by Jack McLean
Published in Gulf Islands Driftwood (1997)
This piece calls into question the validity of a longstanding, but now, hardly venerable practice. Linguistically, the origin of the word “debate” in English comes from the Romanic or Latin “De-Battle” and later the Old French “debatre.” The linguistic origin is telling. Historically, debate began as an alternative or panacea for war (de-battle), although the technique clearly backfired at times as evidenced in the saying: “War begins in words.”
Debate has been used for centuries as an effective means of persuasion in the public meeting and especially in the legislative assembly. Debating societies in modern universities, while now on the wane, once produced serviceable skills: critical thinking, eloquent speakers with very ready and able presentations and/or defence of ideas, usually on controversial social, ethical, political or religious issues of the day.
In modern media journalism, the spirit of debate still animates the panel discussion, the open forum, the “one-on-one” confrontation, the talk show and exchanges of opinion. Political debate featuring presidential, prime ministerial or other party hopefuls has been instrumental (or not) in launching, maintaining or destroying careers and in serving partisan interests. The spirit of debate lives on, with much more decisive results, in legal arguments presented in the courts of law. It continues to flourish in public and private discourse of many shades and produces everything from common letters to the Editor to the noteworthy exchanges between intellectuals, artists, activists or others.
Certain features of debate are, of course, worth preserving. We need to understand both sides of any issue — and in today’s global harrowing economic, social and political climate — all sides of the multi-facetted, redoubtable complex challenges that modern governments, institutions and individuals are called upon to face. Moreover, debate helps to protect against the tyranny of monolithic, one-way thinking and simplistic and/or dangerous ideas. Besides, we all enjoy that slight elevation of the pulse brought on by “le choc des idées” (“the shock of ideas”): a good but fair fight in verbal form. A well-informed, articulate speaker is a delight to hear, except, of course, if the eloquence serves a dangerous or repugnant idea, project or purpose.
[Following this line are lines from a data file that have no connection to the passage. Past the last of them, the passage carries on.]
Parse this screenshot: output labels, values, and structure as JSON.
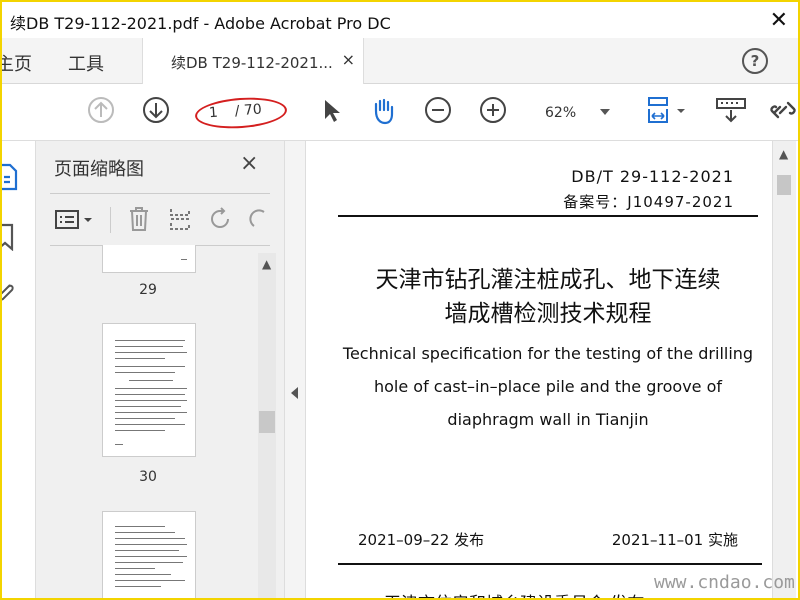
{
  "window": {
    "title": "续DB T29-112-2021.pdf - Adobe Acrobat Pro DC"
  },
  "menu": {
    "home": "主页",
    "tools": "工具"
  },
  "tab": {
    "label": "续DB T29-112-2021...",
    "close": "×"
  },
  "help": "?",
  "toolbar": {
    "current_page": "1",
    "total_pages": "/ 70",
    "zoom": "62%"
  },
  "thumbnails": {
    "title": "页面缩略图",
    "close": "×",
    "pages": [
      "29",
      "30"
    ]
  },
  "document": {
    "standard_no": "DB/T 29-112-2021",
    "record_no": "备案号：J10497-2021",
    "title_cn_line1": "天津市钻孔灌注桩成孔、地下连续",
    "title_cn_line2": "墙成槽检测技术规程",
    "title_en_line1": "Technical specification for the testing of the drilling",
    "title_en_line2": "hole of cast–in–place pile and the groove of",
    "title_en_line3": "diaphragm wall in Tianjin",
    "release_date": "2021–09–22  发布",
    "effective_date": "2021–11–01  实施",
    "issuer": "天津市住房和城乡建设委员会  发布"
  },
  "watermark": "www.cndao.com",
  "colors": {
    "accent": "#1f6fd1",
    "annotation": "#d41f1f",
    "border": "#f3d400"
  }
}
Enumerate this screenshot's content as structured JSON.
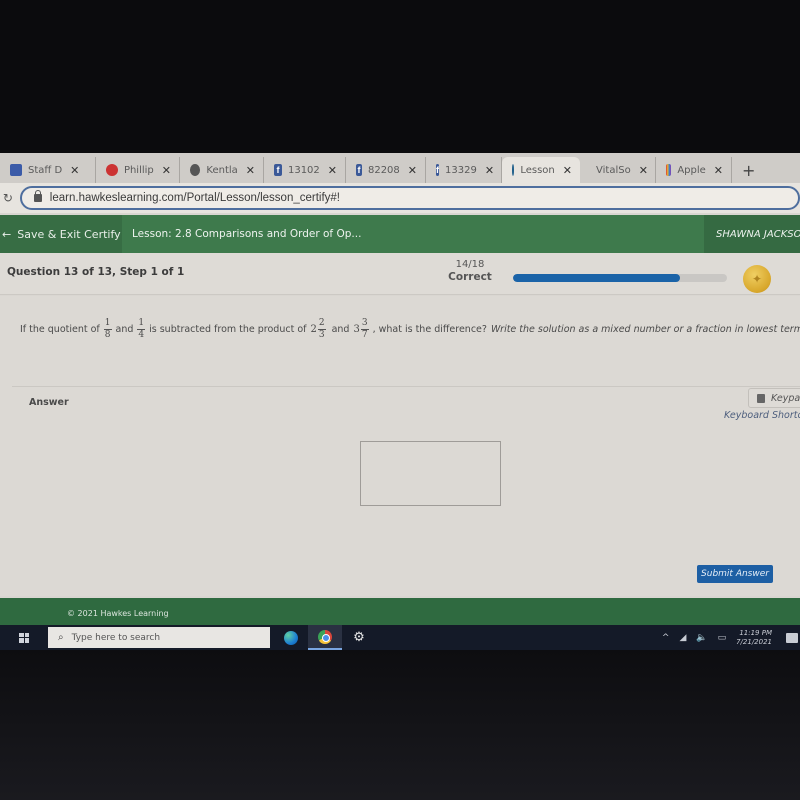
{
  "browser": {
    "tabs": [
      {
        "label": "Staff D",
        "icon": "staff-icon",
        "color": "#3b5ba8",
        "active": false
      },
      {
        "label": "Phillip",
        "icon": "generic-site-icon",
        "color": "#c33",
        "active": false
      },
      {
        "label": "Kentla",
        "icon": "globe-icon",
        "color": "#555",
        "active": false
      },
      {
        "label": "13102",
        "icon": "facebook-icon",
        "color": "#3b5998",
        "active": false
      },
      {
        "label": "82208",
        "icon": "facebook-icon",
        "color": "#3b5998",
        "active": false
      },
      {
        "label": "13329",
        "icon": "facebook-icon",
        "color": "#3b5998",
        "active": false
      },
      {
        "label": "Lesson",
        "icon": "hawkes-icon",
        "color": "#1f5f8b",
        "active": true
      },
      {
        "label": "VitalSo",
        "icon": "vitalsource-icon",
        "color": "#e5762a",
        "active": false
      },
      {
        "label": "Apple",
        "icon": "apple-bag-icon",
        "color": "#b52f6a",
        "active": false
      }
    ],
    "new_tab_label": "+",
    "close_glyph": "✕",
    "url": "learn.hawkeslearning.com/Portal/Lesson/lesson_certify#!"
  },
  "header": {
    "save_exit_label": "Save & Exit Certify",
    "lesson_title": "Lesson: 2.8 Comparisons and Order of Op...",
    "user_name": "SHAWNA JACKSON"
  },
  "question_bar": {
    "label": "Question 13 of 13, Step 1 of 1",
    "score_fraction": "14/18",
    "score_label": "Correct",
    "progress_percent": 78
  },
  "question": {
    "part1": "If the quotient of",
    "frac1": {
      "num": "1",
      "den": "8"
    },
    "and1": "and",
    "frac2": {
      "num": "1",
      "den": "4"
    },
    "part2": "is subtracted from the product of",
    "mixed1": {
      "whole": "2",
      "num": "2",
      "den": "3"
    },
    "and2": "and",
    "mixed2": {
      "whole": "3",
      "num": "3",
      "den": "7"
    },
    "part3": ", what is the difference?",
    "instruction": "Write the solution as a mixed number or a fraction in lowest terms."
  },
  "answer": {
    "label": "Answer",
    "keypad_label": "Keypad",
    "keyboard_shortcuts_label": "Keyboard Shortcuts",
    "value": "",
    "submit_label": "Submit Answer"
  },
  "footer": {
    "copyright": "© 2021 Hawkes Learning"
  },
  "taskbar": {
    "search_placeholder": "Type here to search",
    "time": "11:19 PM",
    "date": "7/21/2021"
  },
  "colors": {
    "header_green": "#3e7a4c",
    "progress_blue": "#1a63a8",
    "submit_blue": "#1d5fa4"
  }
}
But today we are all witness to a flagrant abuse of this once honourable medium, especially in the political process. At times we observe members of parliament, regressing to adolescence, hurling insults and invective at members on the other side of the House or, occasionally, MP’s threatening one another with bodily harm or actually engaging in altercation.
In the face of such antics, the “tolerance effect” begins to set in. The public becomes jaded. Sadder still, these practices come to be the accepted “norm” for elected officials, and this volatile venting of the spleen is taken for the everyday dynamic of the political process. All the while, the reputation of politicians sinks further into the mud, and a much disaffected public has become understandably alienated from such shambles. With such leaders as “role-models,” small wonder that the public no longer believes in the integrity of the political process.
The above are, of course, extreme examples of informed dispute. But nonetheless, the primary purpose of debate, that of finding the most beneficial and expedient measure for the public good, or the most effective and workable solution to any problem — in short, of finding the truth in any matter — has for too long now been seriously undermined by unskilled practitioners.
This adversarial system does not serve the best interests of good government. The public good is no longer served when party loyalties breed systematic partisan opposition regardless of the political correctness (in the best sense of the word) of the other viewpoint being put forward. I wonder how the truth of any matter — which requires careful, sober, thoughtful consideration — can become known in the face of dire accusations, constant wrangling, incessant interruptions, persistent opposition, verbal attacks and scandal-mongering? Where else but in the Canadian House of Commons is such discourse considered legitimate?
And where are those listening skills so useful in the helping professions? Need they become irrelevant to the art of government? If the beginning and end of consultation, as the native peoples discovered ages ago, reside in the sacred art of listening, then what we have today in the political process is closer to comedy than it is to consultation.
What I am suggesting requires a radical reformation of the political process in which legislators really to listen to one another and to consult their consciences instead of following the robotics of systemic opposition—regardless. We have to learn news ways of speaking, listening, agreeing and deciding; that is, of governing. That way, I believe, is the path of consultation. Dysfunctional debate has long outworn its usefulness.